Lapping is a loose abrasive process employed to remove very small quantities of materials leading to a good surface finish. This research makes several investigations on the lapping process, both qualitative and quantitative. Lapping has been in existence for several decades and yet remains more of an art rather than a science. The principal objective is to create a scientific basis to the study of lapping common metals with common abrasives. The important goals are to study friction, material removal rate, roughness, surface characterization, redox chemistry, burn, and microvoids during flat lapping of aluminum 2024, 304 stainless steel, and 1018 steel. The effects of different abrasives: garnet, silicon carbide, and white aluminum oxide were studied experimentally while lapping aluminum 2024, 304 stainless steel, and 1018 steel.
In addition, the area of lapped parts, unfinished zones, and scratched zones were determined using image analysis. Although the aim of lapping is to improve surface finish, sometimes parts are rejected after lapping because of burn, friction, incomplete lapping, scratches, microvoids, and wear. Scratches may be caused by excessive load, low supply of abrasive slurry, or high friction and burn may be caused by excessive load. Uneven distribution of load occurs when the lapping table is not flat, but rather concave or convex in shape. The factors that cause burn, scratches, and incomplete lapping should be minimized.
A new method is proposed for calculation of frictional force during lapping using the current consumed in the process. The effects of different abrasives on material removal rate and surface finish on three different types of work materials were evaluated quantitatively. It was found that silicon carbide and white aluminum oxide abrasives removed more material per minute than garnet. Furthermore, from geometric and Energy Dispersive Spectroscopy (EDS) analysis obtained using a Scanning Electron Microscope (SEM), it was confirmed that some abrasives became embedded into the lapped metal substrates. No burn was observed on the lapped samples. Scratches and unfinished lapped parts were observed primarily in 304 stainless steel. There were little or no scratches found on lapped Al 2024 and 1018 steel.
Based on the net cell reaction potentials using the Nernst equation, the possible reactions during the lapping process are reactions between magnesium and its hydroxides and white aluminum oxide abrasive. Also, SiO2 from SiC abrasives oxidized Al, Mn, Mg, and Ti in Al 2024 as well as Mn in 304 stainless steel, and Al and Mn in 1018 steel. Analysis of Variance (ANOVA) was performed using Statistical Analysis Software (SAS™ 9.1) in order to determine the effects of each variable.

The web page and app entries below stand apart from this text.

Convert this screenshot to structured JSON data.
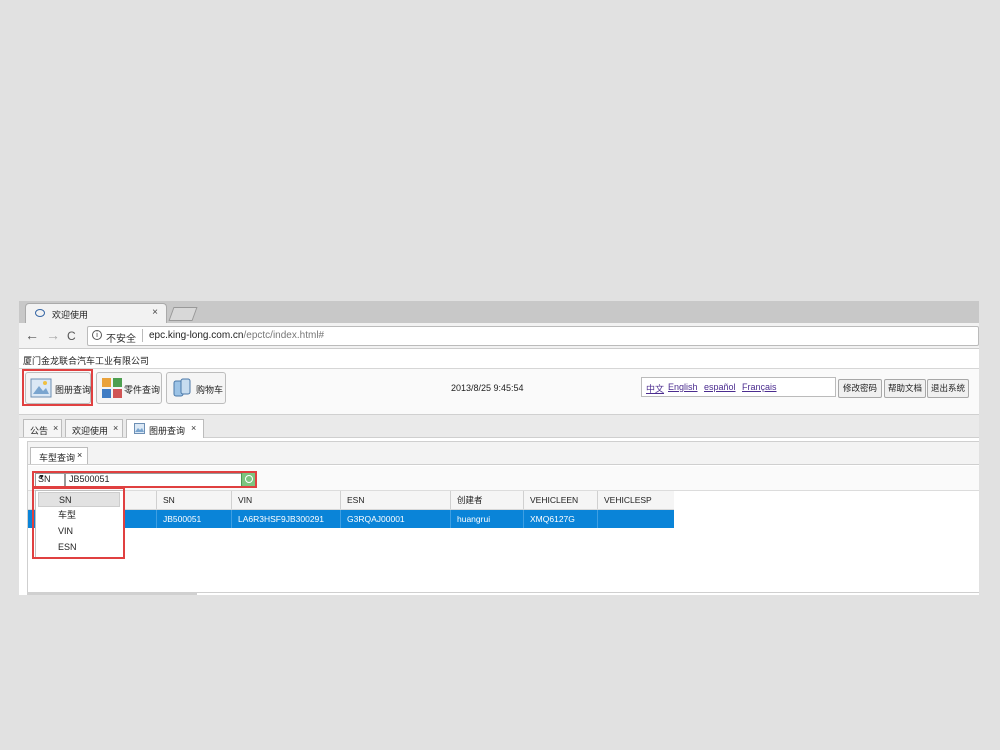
{
  "browser": {
    "tab_title": "欢迎使用",
    "tab_close": "×",
    "nav": {
      "back": "←",
      "forward": "→",
      "reload": "C"
    },
    "security_label": "不安全",
    "url_host": "epc.king-long.com.cn",
    "url_path": "/epctc/index.html#"
  },
  "app": {
    "company": "厦门金龙联合汽车工业有限公司",
    "toolbar": [
      {
        "label": "图册查询",
        "icon": "album-search-icon"
      },
      {
        "label": "零件查询",
        "icon": "parts-search-icon"
      },
      {
        "label": "购物车",
        "icon": "shopping-cart-icon"
      }
    ],
    "datetime": "2013/8/25 9:45:54",
    "languages": [
      "中文",
      "English",
      "español",
      "Français"
    ],
    "actions": [
      "修改密码",
      "帮助文档",
      "退出系统"
    ]
  },
  "tabs": [
    {
      "label": "公告",
      "close": "×"
    },
    {
      "label": "欢迎使用",
      "close": "×"
    },
    {
      "label": "图册查询",
      "close": "×",
      "active": true
    }
  ],
  "subtab": {
    "label": "车型查询",
    "close": "×"
  },
  "search": {
    "field": "SN",
    "arrow": "▼",
    "value": "JB500051",
    "options": [
      "SN",
      "车型",
      "VIN",
      "ESN"
    ]
  },
  "grid": {
    "columns": [
      "SN",
      "VIN",
      "ESN",
      "创建者",
      "VEHICLEEN",
      "VEHICLESP"
    ],
    "rows": [
      [
        "JB500051",
        "LA6R3HSF9JB300291",
        "G3RQAJ00001",
        "huangrui",
        "XMQ6127G",
        ""
      ]
    ]
  },
  "colors": {
    "selected_row": "#0a84d8",
    "highlight": "#e04040"
  }
}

ANOVA results revealed that the main effects of abrasive types, size of abrasives, and type of work material had statistically significant influence on material removal rate and surface finish.